Study objective: Prolonged emergency department (ED) wait time and length of visit reduce quality of care and increase adverse events. Previous studies have not examined hospital-level performance on ED wait time and visit length in the United States. The purpose of this study is to describe hospital-level performance on ED wait time and visit length.
Methods: We conducted a retrospective cross-sectional study of a stratified random sampling of 35,849 patient visits to 364 nonfederal US hospital EDs in 2006, weighted to represent 119,191,528 visits to 4,654 EDs. Measures included EDs' median wait times and visit lengths, EDs' median proportion of patients treated by a physician within the time recommended at triage, and EDs' median proportion of patients dispositioned within 4 or 6 hours.
Results: In the median ED, 78% (interquartile range [IQR], 63% to 90%) of all patients and 67% (IQR, 52% to 82%) of patients who were triaged to be treated within 1 hour were treated by a physician within the target triage time.
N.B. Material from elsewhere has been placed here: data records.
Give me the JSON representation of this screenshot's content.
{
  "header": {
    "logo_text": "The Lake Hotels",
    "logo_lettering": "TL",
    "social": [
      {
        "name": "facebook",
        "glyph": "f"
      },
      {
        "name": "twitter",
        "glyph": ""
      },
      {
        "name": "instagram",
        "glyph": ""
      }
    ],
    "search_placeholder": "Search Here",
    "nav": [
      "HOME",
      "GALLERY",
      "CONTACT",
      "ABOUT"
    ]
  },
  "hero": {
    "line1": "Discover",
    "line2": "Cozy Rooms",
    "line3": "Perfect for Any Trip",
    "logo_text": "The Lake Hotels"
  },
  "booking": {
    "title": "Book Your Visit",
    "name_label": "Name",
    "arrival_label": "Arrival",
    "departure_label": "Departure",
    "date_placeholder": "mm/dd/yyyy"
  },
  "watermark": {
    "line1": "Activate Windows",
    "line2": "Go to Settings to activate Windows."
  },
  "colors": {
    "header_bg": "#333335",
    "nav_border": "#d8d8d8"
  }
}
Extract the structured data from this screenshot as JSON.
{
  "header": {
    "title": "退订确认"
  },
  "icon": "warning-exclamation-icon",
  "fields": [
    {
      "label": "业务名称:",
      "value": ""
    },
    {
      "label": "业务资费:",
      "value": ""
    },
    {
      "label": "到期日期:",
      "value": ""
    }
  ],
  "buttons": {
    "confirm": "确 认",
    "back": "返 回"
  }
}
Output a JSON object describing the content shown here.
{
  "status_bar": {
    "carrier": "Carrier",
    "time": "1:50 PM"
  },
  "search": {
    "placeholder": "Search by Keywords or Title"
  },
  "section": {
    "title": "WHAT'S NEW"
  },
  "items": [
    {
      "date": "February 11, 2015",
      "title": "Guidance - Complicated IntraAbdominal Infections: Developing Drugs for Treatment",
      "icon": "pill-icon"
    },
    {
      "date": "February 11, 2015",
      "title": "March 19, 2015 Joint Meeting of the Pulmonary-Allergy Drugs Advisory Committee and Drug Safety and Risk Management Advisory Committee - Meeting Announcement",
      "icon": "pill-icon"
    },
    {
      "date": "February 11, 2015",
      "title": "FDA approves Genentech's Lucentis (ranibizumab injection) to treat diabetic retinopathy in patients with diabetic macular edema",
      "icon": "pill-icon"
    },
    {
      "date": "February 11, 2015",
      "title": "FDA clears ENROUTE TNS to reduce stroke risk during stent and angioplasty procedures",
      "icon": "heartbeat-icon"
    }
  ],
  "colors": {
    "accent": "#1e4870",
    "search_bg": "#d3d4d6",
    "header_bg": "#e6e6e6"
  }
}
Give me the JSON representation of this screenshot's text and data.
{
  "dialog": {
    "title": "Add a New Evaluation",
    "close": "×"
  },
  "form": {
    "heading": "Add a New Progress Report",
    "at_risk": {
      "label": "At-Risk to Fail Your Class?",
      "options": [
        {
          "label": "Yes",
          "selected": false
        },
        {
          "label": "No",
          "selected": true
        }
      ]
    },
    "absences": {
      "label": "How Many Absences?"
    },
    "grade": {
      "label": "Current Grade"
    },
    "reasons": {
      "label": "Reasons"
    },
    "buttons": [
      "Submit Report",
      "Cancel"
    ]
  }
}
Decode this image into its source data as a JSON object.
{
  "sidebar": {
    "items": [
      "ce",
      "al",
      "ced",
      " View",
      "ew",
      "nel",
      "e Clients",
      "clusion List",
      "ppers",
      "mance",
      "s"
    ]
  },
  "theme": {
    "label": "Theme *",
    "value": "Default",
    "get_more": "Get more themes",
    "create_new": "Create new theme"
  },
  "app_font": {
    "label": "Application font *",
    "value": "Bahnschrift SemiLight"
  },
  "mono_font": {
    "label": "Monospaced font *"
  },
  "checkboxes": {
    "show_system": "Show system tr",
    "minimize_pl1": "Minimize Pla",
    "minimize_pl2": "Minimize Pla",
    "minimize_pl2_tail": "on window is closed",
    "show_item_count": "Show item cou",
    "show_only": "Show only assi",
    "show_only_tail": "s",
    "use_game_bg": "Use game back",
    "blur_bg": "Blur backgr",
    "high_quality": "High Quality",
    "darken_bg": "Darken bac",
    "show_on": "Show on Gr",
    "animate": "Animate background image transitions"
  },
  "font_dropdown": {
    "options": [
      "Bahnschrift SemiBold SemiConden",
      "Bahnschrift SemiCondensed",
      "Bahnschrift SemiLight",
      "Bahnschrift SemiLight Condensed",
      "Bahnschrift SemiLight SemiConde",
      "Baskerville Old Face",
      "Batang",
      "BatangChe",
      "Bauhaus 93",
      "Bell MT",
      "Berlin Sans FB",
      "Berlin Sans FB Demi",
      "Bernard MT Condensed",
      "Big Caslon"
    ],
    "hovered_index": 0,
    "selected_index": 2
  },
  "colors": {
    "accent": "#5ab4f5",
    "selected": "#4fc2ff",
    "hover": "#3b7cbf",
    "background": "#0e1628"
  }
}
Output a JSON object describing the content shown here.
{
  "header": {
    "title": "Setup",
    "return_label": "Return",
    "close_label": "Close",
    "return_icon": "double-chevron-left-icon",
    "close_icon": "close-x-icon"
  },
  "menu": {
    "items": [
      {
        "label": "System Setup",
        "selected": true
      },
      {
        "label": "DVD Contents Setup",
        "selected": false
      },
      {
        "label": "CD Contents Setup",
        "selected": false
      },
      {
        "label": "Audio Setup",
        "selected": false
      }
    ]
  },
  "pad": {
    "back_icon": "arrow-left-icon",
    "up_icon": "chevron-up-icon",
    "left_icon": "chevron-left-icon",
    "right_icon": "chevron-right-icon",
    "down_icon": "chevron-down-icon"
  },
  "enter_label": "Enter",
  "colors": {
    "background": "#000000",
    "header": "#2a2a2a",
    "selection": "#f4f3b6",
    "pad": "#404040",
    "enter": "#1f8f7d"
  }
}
A total of 31% of EDs achieved the triage target for more than 90% of their patients; 14% of EDs achieved the triage target for 90% or more of patients triaged to be treated within an hour. In the median ED, 76% (IQR 54% to 94%) of patients were admitted within 6 hours. A total of 48% of EDs admitted more than 90% of their patients within 6 hours, but only 25% of EDs admitted more than 90% of their patients within 4 hours.
Conclusion: A minority of hospitals consistently achieved recommended wait times for all ED patients, and fewer than half of hospitals consistently admitted their ED patients within 6 hours.
Copyright (c) 2009. Published by Mosby, Inc.